As Noel and his High Flying Birds came on stage we bundled our way to the front. The set started off with some tub-thumping tunes from his new band, but you could sense the crowd were not here for the newbies and were waiting for some Oasis classics to kick in. We bopped along for a bit in anticipation and managed to hold on for “Digsy’s diner”, but soon our bladders got the better of us and we sloped to the toilets at the back, from where we could hear a boorish crowd chanting along to “Don’t look back in anger”. We picked up a few more ciders and sat on the water’s edge to share a shisha and people watch, before going all out to Zane Lowe’s dubstep session.
Just as we were realised that dad-dancing doesn’t work with dubstep, our two Filipino friends found us and said we should move on to a birthday party at a Filipino nightclub called Boracay. When they said there would be live music I wasn’t sure what to expect but a karaoke machine and drowning cat sprang to mind. In fact, it was an impressive set up, with a full band fronted by a small ginger Filipino guy (half Will.I.Am, half Elton John), and four girls dressed in white lingerie who were giving Whitney Houston-esque performances into the microphone. We settled down for some beers and Filipino food (fried pig skin, fried fish, fried squid) and some birthday cake to enjoy the show. Nobody seemed to be dancing apart from the band so I drunkenly tried to get the crowd going Gangnam style, with birthday cake still stuck in my beard. I think it went well if I interpreted the lack of handclapping correctly… a slightly bizarre experience, but if you are ever invited to a Filipino club anywhere in the world I would definitely advise accepting!
We were beginning to run out of steam but were still keen to sample some of the high life and so jumped into a taxi Downtown. At the base of the tallest building in the world is the Armani hotel, one of several designer hotel/bars where the beautiful people come to party. The club was as chic as you would imagine, with a sculpted white-neon wall reflecting on the primped and preened party-goers. It’s free to enter, but the price of drinks keep the riff raff out (expect to pay over a tenner for most drinks). Our friends escorted us through the bar to a circular table with a 2 litre bottle of vodka waiting for us. Whilst I wasn’t quite sure how we had bagged the best table in the house I wasn’t complaining, and was about to tuck in before a bouncer politely shuffled me along (it turns out there was a mix-up and that bottle of vodka was for someone who didn’t mind paying £1000 for the pleasure).

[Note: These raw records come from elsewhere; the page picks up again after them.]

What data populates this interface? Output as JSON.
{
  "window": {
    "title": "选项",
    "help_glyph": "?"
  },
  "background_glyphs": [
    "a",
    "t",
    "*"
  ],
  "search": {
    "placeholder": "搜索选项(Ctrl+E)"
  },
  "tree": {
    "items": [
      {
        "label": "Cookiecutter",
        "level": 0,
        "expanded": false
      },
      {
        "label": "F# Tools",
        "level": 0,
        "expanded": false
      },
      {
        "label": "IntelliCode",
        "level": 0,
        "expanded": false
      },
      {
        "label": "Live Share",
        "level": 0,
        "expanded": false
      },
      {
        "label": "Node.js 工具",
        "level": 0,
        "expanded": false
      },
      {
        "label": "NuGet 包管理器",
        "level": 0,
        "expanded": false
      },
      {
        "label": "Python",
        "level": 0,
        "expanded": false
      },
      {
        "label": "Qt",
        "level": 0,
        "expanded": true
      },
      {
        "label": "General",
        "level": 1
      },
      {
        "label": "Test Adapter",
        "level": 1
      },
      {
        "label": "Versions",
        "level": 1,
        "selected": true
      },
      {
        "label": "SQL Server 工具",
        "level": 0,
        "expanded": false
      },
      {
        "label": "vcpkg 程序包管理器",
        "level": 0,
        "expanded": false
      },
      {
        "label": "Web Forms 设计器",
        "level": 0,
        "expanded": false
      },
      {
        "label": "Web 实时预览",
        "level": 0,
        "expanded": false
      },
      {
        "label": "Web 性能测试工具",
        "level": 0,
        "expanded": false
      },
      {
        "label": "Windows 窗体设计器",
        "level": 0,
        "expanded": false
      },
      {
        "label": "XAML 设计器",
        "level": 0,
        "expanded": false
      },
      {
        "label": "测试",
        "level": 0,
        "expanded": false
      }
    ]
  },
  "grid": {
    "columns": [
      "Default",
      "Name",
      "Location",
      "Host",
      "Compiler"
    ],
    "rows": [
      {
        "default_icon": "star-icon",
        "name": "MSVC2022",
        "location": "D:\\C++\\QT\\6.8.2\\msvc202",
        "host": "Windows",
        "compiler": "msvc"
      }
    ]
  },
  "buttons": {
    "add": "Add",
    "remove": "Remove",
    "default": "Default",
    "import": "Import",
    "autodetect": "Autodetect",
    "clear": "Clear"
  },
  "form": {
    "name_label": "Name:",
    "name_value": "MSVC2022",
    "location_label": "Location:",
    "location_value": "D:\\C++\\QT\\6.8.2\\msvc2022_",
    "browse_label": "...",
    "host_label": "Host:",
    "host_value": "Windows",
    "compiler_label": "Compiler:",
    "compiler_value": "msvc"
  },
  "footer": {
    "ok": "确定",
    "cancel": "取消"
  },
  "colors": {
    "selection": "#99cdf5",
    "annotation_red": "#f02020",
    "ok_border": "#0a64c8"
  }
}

Wealth, rather the perception of wealth, is such a big deal to some Dubai residents that my local friends knew of people living in bedsit apartments so they could afford to regularly come to these designer clubs and show their financial muscle. Given the fortunes that the Emirati have amassed and a large reason people move here is for tax free earnings, it shouldn’t come as a surprise that the display of wealth is a large part of Dubai nightlife. But there are plenty of less expensive and varied things to do if you hunt around for them (the next night we headed to Ravis, a Pakistani restaurant serving the best slap-up curry you could wish for under a fiver). It seems in Dubai that you are able to have your cake and eat it, just remember to wipe it out of your beard before dancing.
Noel Gallagher and Richard Ashcroft were playing as part of the Live @ Atlantis events. For future events with Arabic, Indian and European music artists check out their website. Atlantis also hosts one day Sandance festivals occasionally throughout the year, with Florence & the Machine headlining on 10th May 2013. Check out http://sandance.ae/ for more.